TV Market Forecast All data is in thousands 2004 2005 2006 2007 2008 Total Analog Only 23306 17657 11284 5254 1441 58943 ATSC Integrated Sets 1500 8857 16659 27011 32761 86788 DTV Monitors 6586 5945 5903 3925 3016 25375 Total TV 31392 32460 33847 36191 37217 171107 DTV Set-top Boxes 475 1676 3029 2763 2418 10362
An analog transmission cut off is important for our nation. But, it will have little practical impact on the viewing habits of the vast majority of Americans. As 87% of American homes do not rely on over the air signals for broadcast content, the impact and even the need for televisions with tuners is increasingly questionable.
Indeed, it is remarkable that the organizations of local broadcasters seeking to delay an analog cut off are the same organizations that have refused to educate the public on the existence, much less the value, of free over the air service. In short, while PBS and some local broadcasters have been exemplary in their educational efforts, the national broadcaster organizations have done almost nothing to promote to the public the value of free over the air broadcasting. Instead, they have used a "Washington only" strategy of delaying the cut off date and seeking restrictions on cable, satellite and TV set makers (and now they are going after telephone companies who provide video signals).

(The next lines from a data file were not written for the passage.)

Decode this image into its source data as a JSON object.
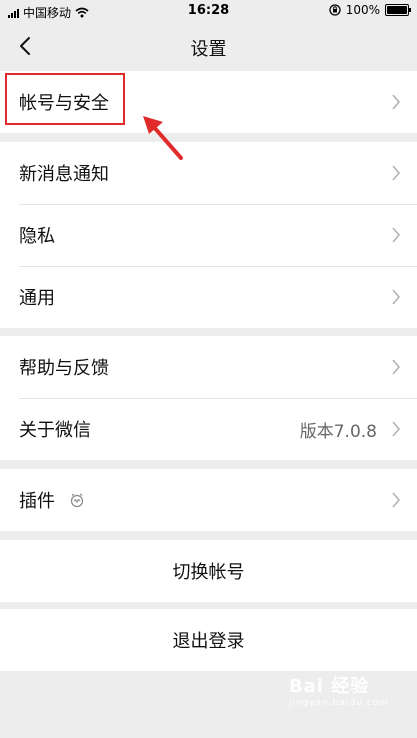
{
  "status_bar": {
    "carrier": "中国移动",
    "time": "16:28",
    "battery": "100%",
    "battery_level": 1.0
  },
  "nav": {
    "title": "设置"
  },
  "groups": {
    "account": {
      "label": "帐号与安全"
    },
    "messages": {
      "label": "新消息通知"
    },
    "privacy": {
      "label": "隐私"
    },
    "general": {
      "label": "通用"
    },
    "help": {
      "label": "帮助与反馈"
    },
    "about": {
      "label": "关于微信",
      "value": "版本7.0.8"
    },
    "plugins": {
      "label": "插件"
    }
  },
  "actions": {
    "switch_account": "切换帐号",
    "logout": "退出登录"
  },
  "watermark": {
    "text": "Bai 经验",
    "sub": "jingyan.baidu.com"
  },
  "colors": {
    "background": "#ededed",
    "highlight": "#e12b2b",
    "chevron": "#b2b2b2"
  }
}
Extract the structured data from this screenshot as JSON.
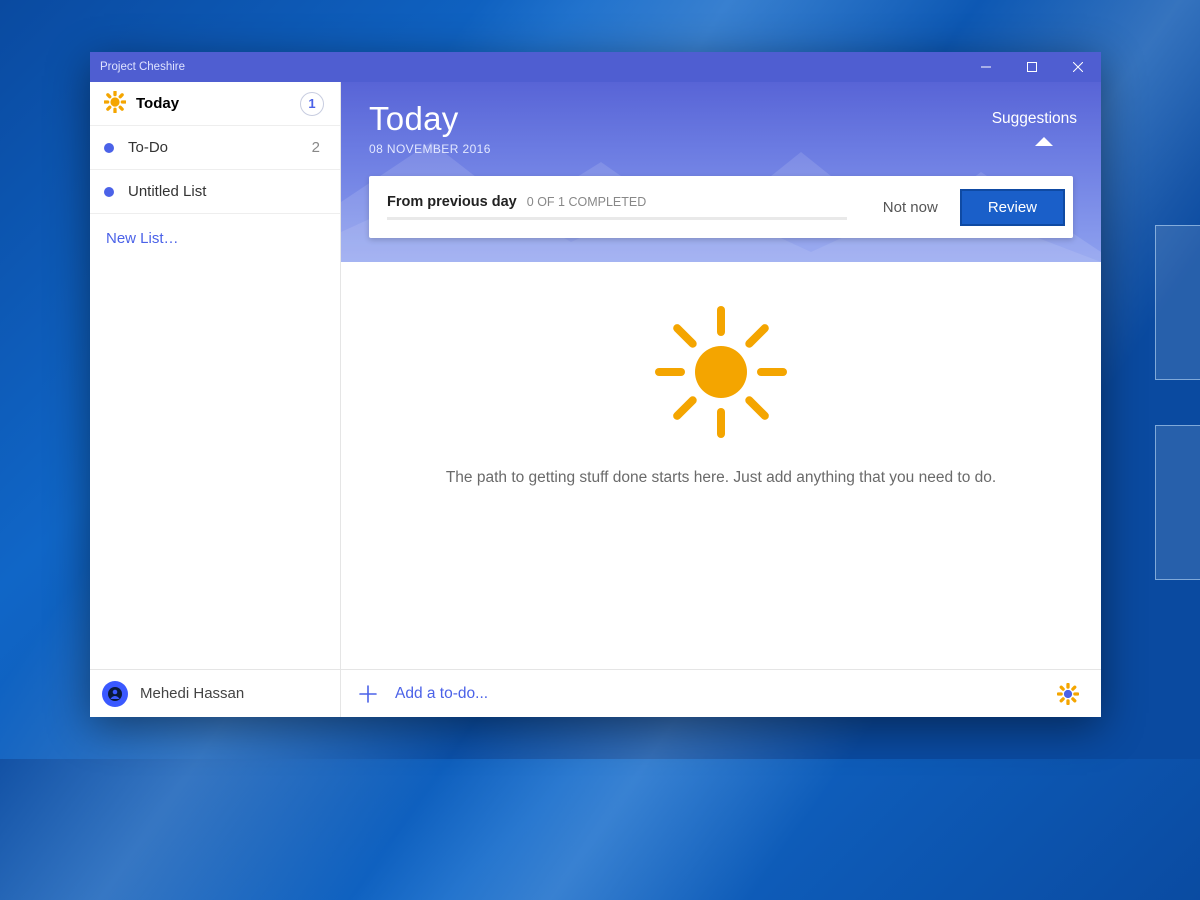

The public, not the broadcasters, owns this spectrum. The broadcasters now have twice the spectrum they were originally loaned, and they are clearly unwilling to give it up. The country needs this spectrum, and the 13% (see above) of American homes today (and fewer each year) who rely solely on free over the air broadcasting will understand that they have alternatives once a hard cut off date is set.
The needs of the many are too great, the spectrum is way under-utilized, and the stakes are high. We urge you to stay the course and impose a hard deadline and we stand ready to help you in this noble cause."
The Consumer Electronics Association (CEA) is the preeminent trade association promoting growth in the consumer technology industry through technology policy, events, research, promotion and the fostering of business and strategic relationships. CEA represents more than 2,000 corporate members involved in the design, development, manufacturing, distribution and integration of audio, video, mobile electronics, wireless and landline communications, information technology, home networking, multimedia and accessory products, as well as related services that are sold through consumer channels. Combined, CEA's members account for more than $121 billion in annual sales. CEA's resources are available online at www.CE.org , the definitive source for information about the consumer electronics industry.
CEA also sponsors and manages the International CES - Defining Tomorrow's Technology. All profits from CES are reinvested into industry services, including technical training and education, industry promotion, engineering standards development, market research and legislative advocacy.